I thought that this one would be a light read, and it definitely is fun and entertaining. But there is also a depth to it. The writer undergoes her own transformation as she works as a nanny and is aware of what she's feeling and going through. I like memoirs in which the writer grows and changes, and this is one of them.

Suzanne was 18 years old and fresh out of high school, when she attends a Nanny certification school. She moves from a small town in Oregon to Los Angeles to find a job as a nanny. She ends up working for Hollywood agent and bigwig Michael Ovitz and quickly finds out that working as a nanny to the wealthy and/or famous may not be all that great. She works long days and is on-call 24 hours/day. She also gets a peek into the lifestyles and trivialities of the rich and famous.

I really liked this book! It would be a great read for the end of summer!

PS: Thanks for the recommendation, Karen!

Monday, August 13, 2012

Eat, Walk, Write: An American Senior's Year of Adventure in Paris and Tuscany by Boyd Lemon

At 70-years-old, the author decided to move from the United States to Paris for two years. He writes about his initial adjustment, the difficulties he faced while learning French, the food he ate, and side trips he took.

I liked the author's honesty about how difficult it was to adjust to life in France. He was also honest about how lonely he was for awhile.

There were a couple of drawbacks to this book. First, there were many misspellings which were very distracting and unprofessional. Did he have an editor? Secondly, there was a lack of transition words and sentences, so the paragraphs seemed to jump around from topic to topic. This was jarring.

I can't recommend this book for the above reasons.

I have to add that it was an interesting book to read though because I read it on a flight from Paris to the United States. Reading about a place after having just spent some time there is a very fun experience. The names of places and neighborhoods and the language were still fresh in my head, so it gave me some good closure. I may make that a travel policy now - to read a book about the place while traveling there to build up anticipation, and to read a book about the place while returning. It seems appropriate.

Thursday, August 9, 2012

The Lion is In by Delia Ephron

The plot of this book is pretty random. Three women are thrown together working in a bar with a lion. Yes, with a lion.

The beginning started out okay, but it went downhill from there until I didn't really have an idea of what exactly was going on and why. The characters were not distinct, so I had trouble remembering who was who.


Monday, August 6, 2012

The House of Mirth by Edith Wharton

After enjoying Edith Wharton's The Age of Innocence so much, I thought that I might really like The House of Mirth.
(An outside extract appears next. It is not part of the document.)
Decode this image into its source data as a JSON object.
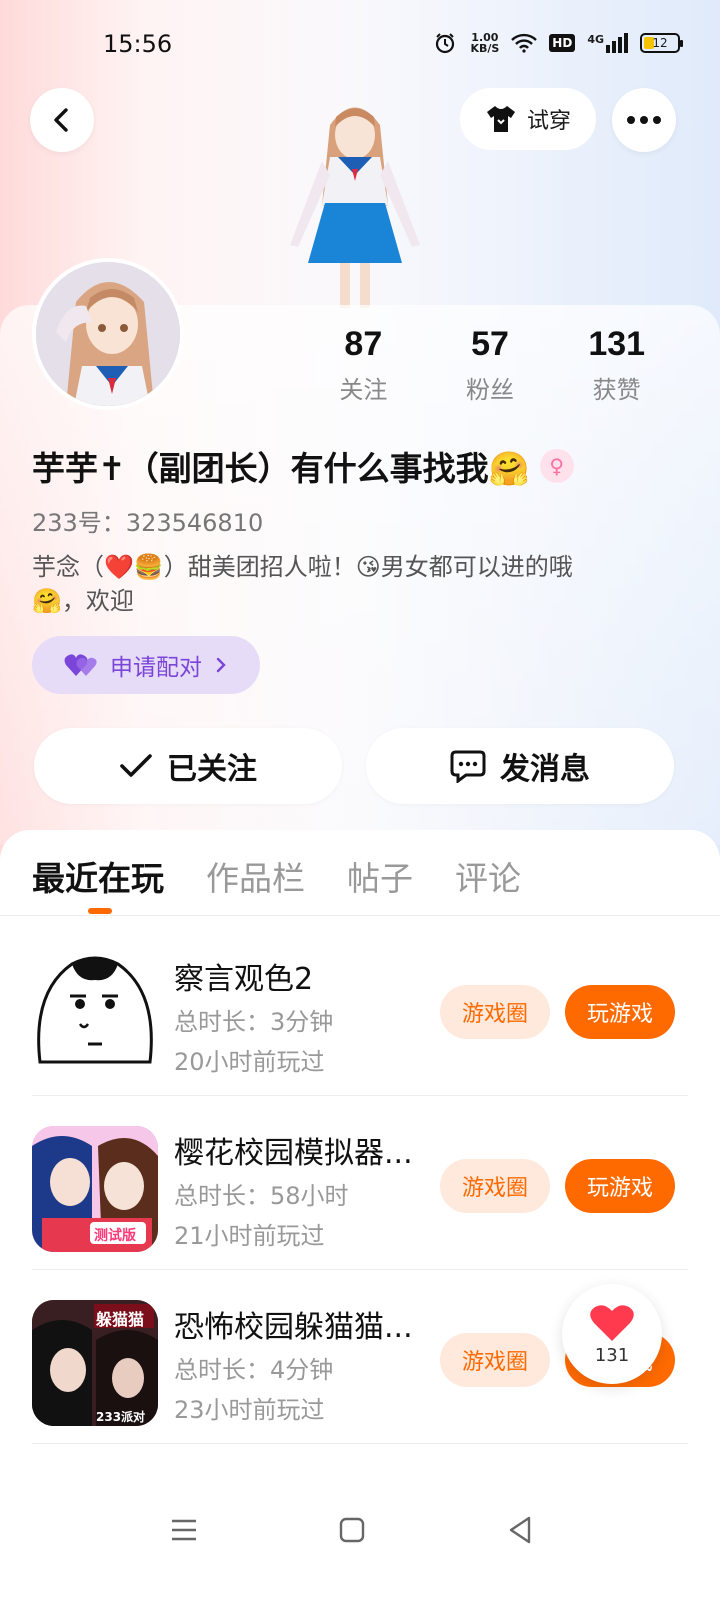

Boy, was I wrong!

Lily Bart has no money, but she is plenty pretty and very smart. It would be easy for her to marry for money (and she needs money because hers is running out, and she's in debt), but she won't, or doesn't.

Throughout the entire novel, I never really liked Lily Bart. Or any of the characters in the book as well. Maybe I'm missing something brilliant about this book, but reading it for pleasure was no pleasure at all.

If you want to read some Edith Wharton, go for The Age of Innocence, and skip this one.

Thursday, August 2, 2012

Making Piece: A Memoir of Love, Loss and Pie by Beth M. Howard

Just hours before the author's husband was going to sign their divorce papers (a divorce which the author had initiated), he suddenly died. So, to work through her grief (and guilt), she does what she knows best: she makes pie.

At the beginning of the book, I wasn't really sure if I liked the author. Actually, at one point, I wasn't even sure if I was going to continue reading because the author seemed quite narcissistic. As the book went on, she grew on me some, but only some. However, overall the book was entertaining, well-written, and it flowed well. I'm giving it a lukewarm recommendation.